Another track co-written with Stuart Kershaw – and originally written for Sugar Tax – ‘Christine’ was, arguably, the album’s masterpiece, with McCluskey utilising a fictitious narrative about a suicidal New Yorker who has resorted to stripping to make ends meet. The genius of the track lies not just in its beautifully vivid lyrics, but also in the way in which the production complements the tension of the song. A hip-hop-style drum loop evokes images of the Manhattan streets, while the strings heighten the increasing drama as the doomed protagonist enters the water and floats into the darkness of the Hudson river. It’s pretty bleak stuff, but classic OMD.


Only Tears

After the superb ‘Christine’, the album somewhat limped over the finishing line with the disappointing closer ‘Only Tears’. McCluskey described the song, thus: “I guess it’s just about sadness at the end of a relationship and how you should be dealing with it.” With the line “When you lose someone you depend on” featuring in the lyrics, some fans often compared the song to Eurythmics’ 1986 hit ‘When Tomorrow Comes’.

In terms of his objective, McCluskey certainly succeeded in making an album that was more electric and 90s-sounding than its predecessor. But, with expectations so high after the enormous success of Sugar Tax, Virgin will have been bitterly disappointed by the poor return on their investment in the follow-up. Much of the blame for its poor performance has been attributed to its production, with McCluskey telling Spin Magazine in 2013: “I programmed it all myself. Then I worked with a producer [Coxon] who reprogrammed it. I wanted to keep my programming and he wanted to keep his programming, so every song had two sets. Boy, was it busy. Way too busy. That’s something that unfortunately I didn’t really get my head around at the time.”

With McCluskey and Coxon pulling the songs in different directions, it would be very easy to point the fingers at the producers. However, the main problem with Liberator is that the songs – on the whole – simply weren’t good enough.

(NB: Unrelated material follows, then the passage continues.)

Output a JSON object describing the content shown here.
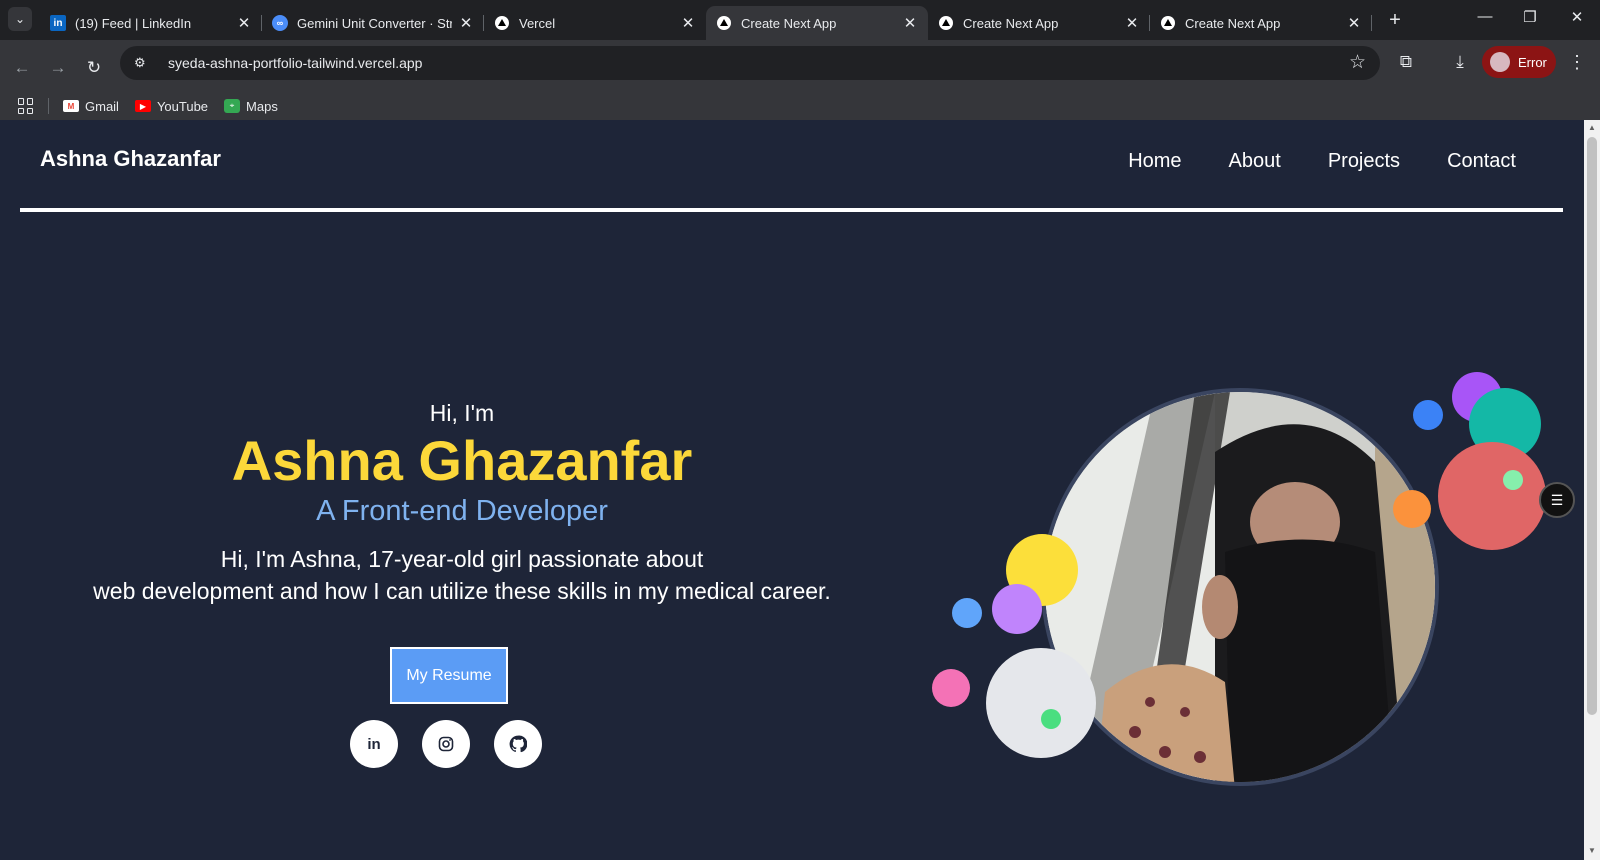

There were two notable tracks that almost made it on to the album: ‘Kiss Of Death’ was a ballad that sources close to the band raved about, and there was ‘Twins’ which had been inspired by a Life magazine article about a girl who died in a circus fire in 1946. It’s difficult to speculate whether these songs would have improved the album – McCluskey declared that they were too good to be B-sides.

One other song that could have improved Liberator was ‘Kissing The Machine’, an excellent collaboration with Karl Bartos, but this ended up on the former Kraftwerk legend’s album Esperanto (and, 20 years later, on English Electric).

The experience proved to be something of a learning curve for McCluskey, who would spend three years crafting Universal; a far superior album, but one that would ultimately close the book on this particular stage of OMD’s history.

Suggested alternative tracklisting:

Stand Above Me / Can I Believe You / King Of Stone / Dollar Girl / Dream Of Me (Based On Love’s Theme) / Agnus Dei / Every Time / Kissing The Machine / Christine / Best Years Of Our Lives

Thanks to Paul Browne and Mark Crouch

This article originally appeared on The Electricity Club.